Afghanistan Confirms Blockchain Startups to help Counterfeit Medical

Afghanistan Confirms Blockchain Startups to help Counterfeit Medical
Afghanistan Confirms Blockchain Startups to help Counterfeit Medical

Blockchain startup Fantom has been given the green light to follow therapeutic medications in Afghanistan to help stem the nation’s forging.
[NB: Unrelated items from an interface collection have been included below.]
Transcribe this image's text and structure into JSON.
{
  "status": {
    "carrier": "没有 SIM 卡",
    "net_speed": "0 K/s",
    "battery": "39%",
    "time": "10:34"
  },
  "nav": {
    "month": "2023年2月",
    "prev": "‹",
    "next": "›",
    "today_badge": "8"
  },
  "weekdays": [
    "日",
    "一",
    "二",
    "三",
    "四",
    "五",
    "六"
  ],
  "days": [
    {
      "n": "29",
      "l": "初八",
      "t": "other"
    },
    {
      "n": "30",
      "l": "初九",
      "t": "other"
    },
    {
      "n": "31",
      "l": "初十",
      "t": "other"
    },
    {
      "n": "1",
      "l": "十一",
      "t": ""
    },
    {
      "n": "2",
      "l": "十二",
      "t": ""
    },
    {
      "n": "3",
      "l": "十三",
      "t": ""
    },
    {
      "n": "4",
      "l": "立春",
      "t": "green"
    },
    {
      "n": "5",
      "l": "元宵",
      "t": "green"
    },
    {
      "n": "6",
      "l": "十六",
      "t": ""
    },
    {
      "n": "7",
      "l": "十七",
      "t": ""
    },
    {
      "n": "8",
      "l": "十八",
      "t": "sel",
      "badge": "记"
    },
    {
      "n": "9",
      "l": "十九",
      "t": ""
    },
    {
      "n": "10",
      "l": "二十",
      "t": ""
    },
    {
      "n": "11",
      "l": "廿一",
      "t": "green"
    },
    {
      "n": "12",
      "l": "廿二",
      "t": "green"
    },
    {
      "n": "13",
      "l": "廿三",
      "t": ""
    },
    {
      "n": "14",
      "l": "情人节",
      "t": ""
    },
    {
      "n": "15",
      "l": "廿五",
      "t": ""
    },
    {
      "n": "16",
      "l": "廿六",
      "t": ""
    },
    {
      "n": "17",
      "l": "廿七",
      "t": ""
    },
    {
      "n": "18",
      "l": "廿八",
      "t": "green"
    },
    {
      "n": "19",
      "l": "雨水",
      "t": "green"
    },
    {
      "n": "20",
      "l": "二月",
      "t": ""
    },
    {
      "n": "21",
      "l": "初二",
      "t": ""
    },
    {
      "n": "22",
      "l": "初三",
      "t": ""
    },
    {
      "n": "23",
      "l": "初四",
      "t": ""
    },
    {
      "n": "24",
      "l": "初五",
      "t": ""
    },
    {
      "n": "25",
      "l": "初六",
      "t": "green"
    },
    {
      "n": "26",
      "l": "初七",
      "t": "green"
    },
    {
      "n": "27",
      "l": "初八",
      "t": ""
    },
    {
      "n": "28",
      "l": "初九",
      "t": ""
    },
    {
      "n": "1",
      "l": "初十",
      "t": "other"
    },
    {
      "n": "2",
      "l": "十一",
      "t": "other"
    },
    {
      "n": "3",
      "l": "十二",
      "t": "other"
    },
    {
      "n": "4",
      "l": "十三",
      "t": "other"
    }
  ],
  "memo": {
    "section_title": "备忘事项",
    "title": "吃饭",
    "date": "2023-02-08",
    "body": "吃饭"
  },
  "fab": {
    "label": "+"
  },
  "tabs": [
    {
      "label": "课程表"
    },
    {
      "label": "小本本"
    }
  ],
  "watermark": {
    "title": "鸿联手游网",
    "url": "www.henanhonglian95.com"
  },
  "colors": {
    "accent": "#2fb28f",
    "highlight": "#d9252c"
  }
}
  • A month ago, after a marking function with the Afghan Ministry of Health and a few pharmaceutical wholesalers, the startup had uncovered subtleties of its Smart Medicine pilot project.
  • The undertaking expects to monitor pharmaceutical medications going along the flexible chain to stem the circulation of phony items carried about by a lack of proper checks.
  • Confirming the reliability of medicines is crucial in preventing fake items, Michael Kong, the CIO of Fantom, said in a Telegram meet.
  • A few pharmaceutical organizations are engaged with the task, including Mumbai-listed Indian company Bliss GVS, Afghanistan-based Royal Star, and Indian maker Nabros Pharma.
  • Fantom will supply tags to trace 80,000 items made by Nabros and Bliss GVS over Fantom’s savvy deal stage, and Opera blockchain network.
  • The items will cover four regions of pharmaceuticals, including 50,000 hand sanitizers, 10,000 joint creams, 10,000 Kofol chewable tablets, and 10,000 Diacare foot creams.
  • The pilot will show how checking item information to a blockchain can make an unchanging record, Kong said.
  • The startup will configuration dispatching marks that are to be filtered by Royal Star at each phase of the conveyance procedure.
  • Marks can be kept an eye on Fantom’s foundation and contain a one of a kind hash code that can be openly checked on-chain and incorporates 11 information focuses.
  • This information will have the option to check the item name, bunch number, standardized identification number, expiry date, creation date, a U.S. Food, and Drug Administration (FDA) number, maker’s name, area of the sweep, the status of the output, and time and date of a sweep.
  • Likewise, the venture is teaming up with Nigeria-based blockchain startup Chekkit, which gives a QR code filtering framework in the review trail to ensure items are not altered.
  • Fake medications are liable for the passings of thousands of individuals consistently, with substandard or futile items going from malignant growth treatment to antimalarial pills.
  • One of every 10 clinical items in creating nations is inadequate or misrepresented, as per the World Health Organization (WHO).
  • The pilot’s declaration follows from a conventional organization understanding among Fantom and the Afghan government to set up a blockchain activity for general wellbeing last November.
  • The startup was given the order to concoct an answer for identifying fake medications, Kong affirmed.